Information provided below:

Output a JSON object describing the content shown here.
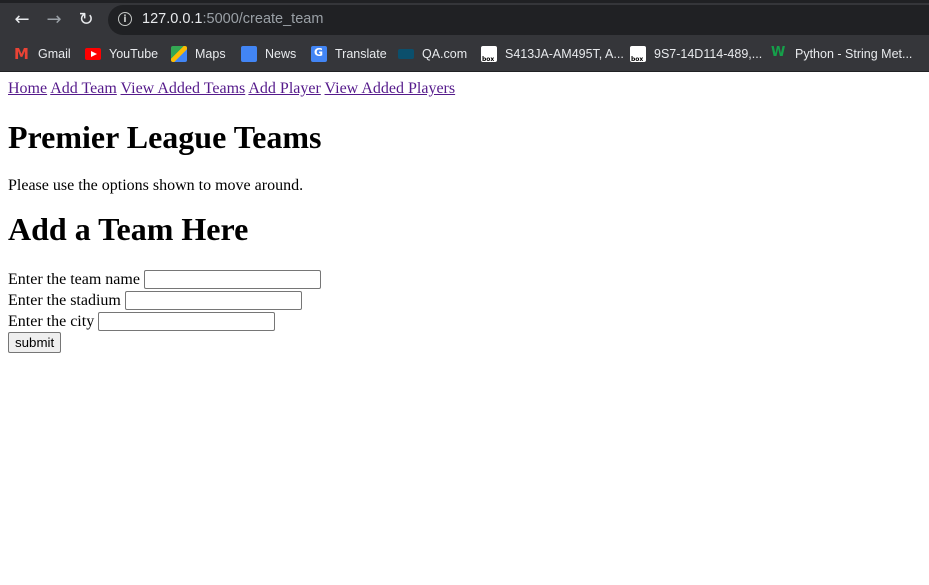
{
  "browser": {
    "url_host": "127.0.0.1",
    "url_rest": ":5000/create_team",
    "bookmarks": [
      {
        "label": "Gmail",
        "icon": "gmail-icon"
      },
      {
        "label": "YouTube",
        "icon": "youtube-icon"
      },
      {
        "label": "Maps",
        "icon": "maps-icon"
      },
      {
        "label": "News",
        "icon": "news-icon"
      },
      {
        "label": "Translate",
        "icon": "translate-icon"
      },
      {
        "label": "QA.com",
        "icon": "qa-icon"
      },
      {
        "label": "S413JA-AM495T, A...",
        "icon": "box-icon"
      },
      {
        "label": "9S7-14D114-489,...",
        "icon": "box-icon"
      },
      {
        "label": "Python - String Met...",
        "icon": "w3schools-icon"
      }
    ]
  },
  "nav": {
    "links": [
      "Home",
      "Add Team",
      "View Added Teams",
      "Add Player",
      "View Added Players"
    ]
  },
  "page": {
    "title": "Premier League Teams",
    "intro": "Please use the options shown to move around.",
    "form_title": "Add a Team Here"
  },
  "form": {
    "team_name_label": "Enter the team name",
    "team_name_value": "",
    "stadium_label": "Enter the stadium",
    "stadium_value": "",
    "city_label": "Enter the city",
    "city_value": "",
    "submit_label": "submit"
  }
}
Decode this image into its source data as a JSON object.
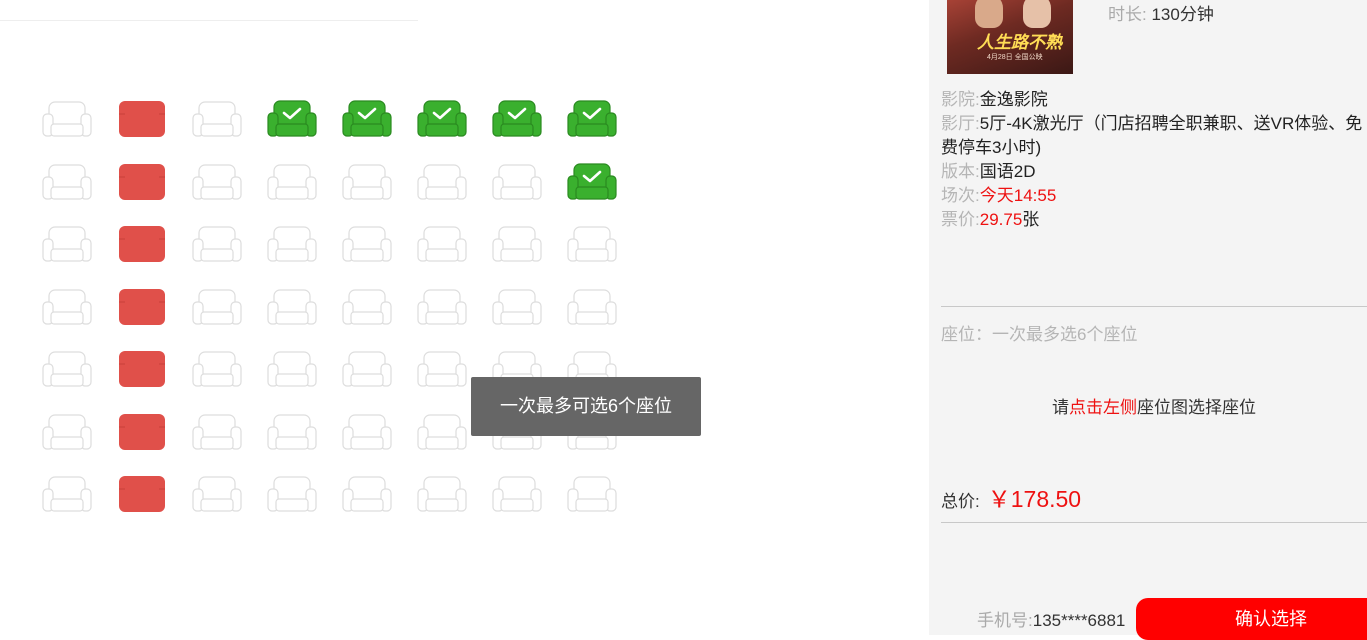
{
  "seat_map": {
    "legend_colors": {
      "available": "#dddddd",
      "sold": "#e0504a",
      "selected": "#3ab02e"
    },
    "rows": [
      [
        "available",
        "sold",
        "available",
        "selected",
        "selected",
        "selected",
        "selected",
        "selected"
      ],
      [
        "available",
        "sold",
        "available",
        "available",
        "available",
        "available",
        "available",
        "selected"
      ],
      [
        "available",
        "sold",
        "available",
        "available",
        "available",
        "available",
        "available",
        "available"
      ],
      [
        "available",
        "sold",
        "available",
        "available",
        "available",
        "available",
        "available",
        "available"
      ],
      [
        "available",
        "sold",
        "available",
        "available",
        "available",
        "available",
        "available",
        "available"
      ],
      [
        "available",
        "sold",
        "available",
        "available",
        "available",
        "available",
        "available",
        "available"
      ],
      [
        "available",
        "sold",
        "available",
        "available",
        "available",
        "available",
        "available",
        "available"
      ]
    ]
  },
  "toast": {
    "message": "一次最多可选6个座位"
  },
  "movie": {
    "duration_label": "时长:",
    "duration_value": "130分钟",
    "cinema_label": "影院:",
    "cinema_value": "金逸影院",
    "hall_label": "影厅:",
    "hall_value": "5厅-4K激光厅（门店招聘全职兼职、送VR体验、免费停车3小时)",
    "version_label": "版本:",
    "version_value": "国语2D",
    "showtime_label": "场次:",
    "showtime_value": "今天14:55",
    "price_label": "票价:",
    "price_value": "29.75",
    "price_unit": "张"
  },
  "seats_summary": {
    "label": "座位：一次最多选6个座位",
    "hint_prefix": "请",
    "hint_highlight": "点击左侧",
    "hint_suffix": "座位图选择座位"
  },
  "total": {
    "label": "总价:",
    "amount": "￥178.50"
  },
  "phone": {
    "label": "手机号:",
    "value": "135****6881"
  },
  "confirm_button": {
    "label": "确认选择"
  }
}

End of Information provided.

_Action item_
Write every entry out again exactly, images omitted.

_Task solution_
Output a JSON object describing the content shown here.
{
  "browser": {
    "url_host": "127.0.0.1",
    "url_rest": ":5000/create_team",
    "bookmarks": [
      {
        "label": "Gmail",
        "icon": "gmail-icon"
      },
      {
        "label": "YouTube",
        "icon": "youtube-icon"
      },
      {
        "label": "Maps",
        "icon": "maps-icon"
      },
      {
        "label": "News",
        "icon": "news-icon"
      },
      {
        "label": "Translate",
        "icon": "translate-icon"
      },
      {
        "label": "QA.com",
        "icon": "qa-icon"
      },
      {
        "label": "S413JA-AM495T, A...",
        "icon": "box-icon"
      },
      {
        "label": "9S7-14D114-489,...",
        "icon": "box-icon"
      },
      {
        "label": "Python - String Met...",
        "icon": "w3schools-icon"
      }
    ]
  },
  "nav": {
    "links": [
      "Home",
      "Add Team",
      "View Added Teams",
      "Add Player",
      "View Added Players"
    ]
  },
  "page": {
    "title": "Premier League Teams",
    "intro": "Please use the options shown to move around.",
    "form_title": "Add a Team Here"
  },
  "form": {
    "team_name_label": "Enter the team name",
    "team_name_value": "",
    "stadium_label": "Enter the stadium",
    "stadium_value": "",
    "city_label": "Enter the city",
    "city_value": "",
    "submit_label": "submit"
  }
}
Decode this image into its source data as a JSON object.
{
  "seat_map": {
    "legend_colors": {
      "available": "#dddddd",
      "sold": "#e0504a",
      "selected": "#3ab02e"
    },
    "rows": [
      [
        "available",
        "sold",
        "available",
        "selected",
        "selected",
        "selected",
        "selected",
        "selected"
      ],
      [
        "available",
        "sold",
        "available",
        "available",
        "available",
        "available",
        "available",
        "selected"
      ],
      [
        "available",
        "sold",
        "available",
        "available",
        "available",
        "available",
        "available",
        "available"
      ],
      [
        "available",
        "sold",
        "available",
        "available",
        "available",
        "available",
        "available",
        "available"
      ],
      [
        "available",
        "sold",
        "available",
        "available",
        "available",
        "available",
        "available",
        "available"
      ],
      [
        "available",
        "sold",
        "available",
        "available",
        "available",
        "available",
        "available",
        "available"
      ],
      [
        "available",
        "sold",
        "available",
        "available",
        "available",
        "available",
        "available",
        "available"
      ]
    ]
  },
  "toast": {
    "message": "一次最多可选6个座位"
  },
  "movie": {
    "duration_label": "时长:",
    "duration_value": "130分钟",
    "cinema_label": "影院:",
    "cinema_value": "金逸影院",
    "hall_label": "影厅:",
    "hall_value": "5厅-4K激光厅（门店招聘全职兼职、送VR体验、免费停车3小时)",
    "version_label": "版本:",
    "version_value": "国语2D",
    "showtime_label": "场次:",
    "showtime_value": "今天14:55",
    "price_label": "票价:",
    "price_value": "29.75",
    "price_unit": "张"
  },
  "seats_summary": {
    "label": "座位：一次最多选6个座位",
    "hint_prefix": "请",
    "hint_highlight": "点击左侧",
    "hint_suffix": "座位图选择座位"
  },
  "total": {
    "label": "总价:",
    "amount": "￥178.50"
  },
  "phone": {
    "label": "手机号:",
    "value": "135****6881"
  },
  "confirm_button": {
    "label": "确认选择"
  }
}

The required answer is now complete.